== AVAILABLE DATA ==
______

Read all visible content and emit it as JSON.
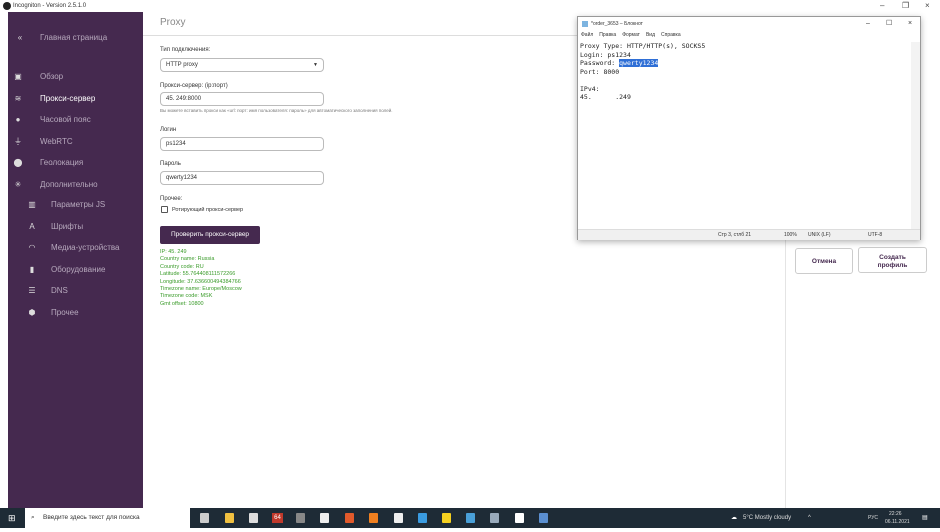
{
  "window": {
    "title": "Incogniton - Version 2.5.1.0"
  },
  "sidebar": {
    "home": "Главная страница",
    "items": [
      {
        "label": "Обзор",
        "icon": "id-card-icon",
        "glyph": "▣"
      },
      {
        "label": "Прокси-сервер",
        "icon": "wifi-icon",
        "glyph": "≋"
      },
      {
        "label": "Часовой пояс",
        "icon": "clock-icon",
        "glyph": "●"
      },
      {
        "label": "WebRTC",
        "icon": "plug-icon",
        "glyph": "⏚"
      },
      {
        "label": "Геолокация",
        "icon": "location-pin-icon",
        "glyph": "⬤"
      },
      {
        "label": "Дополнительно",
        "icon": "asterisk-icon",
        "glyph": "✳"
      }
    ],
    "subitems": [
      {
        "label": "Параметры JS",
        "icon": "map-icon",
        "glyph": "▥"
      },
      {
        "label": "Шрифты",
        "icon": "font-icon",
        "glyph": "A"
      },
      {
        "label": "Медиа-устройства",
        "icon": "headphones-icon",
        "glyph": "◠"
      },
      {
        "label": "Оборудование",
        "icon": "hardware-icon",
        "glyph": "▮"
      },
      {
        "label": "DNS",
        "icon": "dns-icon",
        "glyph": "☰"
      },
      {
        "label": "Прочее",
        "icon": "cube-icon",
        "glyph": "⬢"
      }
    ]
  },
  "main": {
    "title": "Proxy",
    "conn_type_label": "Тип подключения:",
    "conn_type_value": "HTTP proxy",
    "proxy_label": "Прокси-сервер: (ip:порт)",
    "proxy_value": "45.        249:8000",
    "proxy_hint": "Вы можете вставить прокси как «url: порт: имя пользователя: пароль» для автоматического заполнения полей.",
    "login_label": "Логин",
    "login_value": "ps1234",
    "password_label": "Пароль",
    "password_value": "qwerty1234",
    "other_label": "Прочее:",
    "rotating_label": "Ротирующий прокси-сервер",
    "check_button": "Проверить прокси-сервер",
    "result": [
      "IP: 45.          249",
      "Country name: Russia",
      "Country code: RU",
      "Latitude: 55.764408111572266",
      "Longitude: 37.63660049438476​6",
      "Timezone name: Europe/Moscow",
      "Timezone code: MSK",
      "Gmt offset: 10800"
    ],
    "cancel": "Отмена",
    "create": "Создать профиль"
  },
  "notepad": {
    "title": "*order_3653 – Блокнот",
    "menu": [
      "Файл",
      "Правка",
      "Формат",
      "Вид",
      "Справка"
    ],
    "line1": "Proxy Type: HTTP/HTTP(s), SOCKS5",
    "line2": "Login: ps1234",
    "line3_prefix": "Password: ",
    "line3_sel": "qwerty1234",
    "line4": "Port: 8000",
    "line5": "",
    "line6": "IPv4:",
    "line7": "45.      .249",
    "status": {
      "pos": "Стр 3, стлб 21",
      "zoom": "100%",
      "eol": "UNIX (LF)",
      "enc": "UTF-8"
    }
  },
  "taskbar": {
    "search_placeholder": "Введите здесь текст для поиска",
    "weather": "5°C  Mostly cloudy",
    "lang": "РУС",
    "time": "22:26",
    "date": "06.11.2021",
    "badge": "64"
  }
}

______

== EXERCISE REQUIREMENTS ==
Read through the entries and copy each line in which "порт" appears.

== REPLY TO THE EXERCISE ==
    "proxy_label": "Прокси-сервер: (ip:порт)",
    "proxy_hint": "Вы можете вставить прокси как «url: порт: имя пользователя: пароль» для автоматического заполнения полей.",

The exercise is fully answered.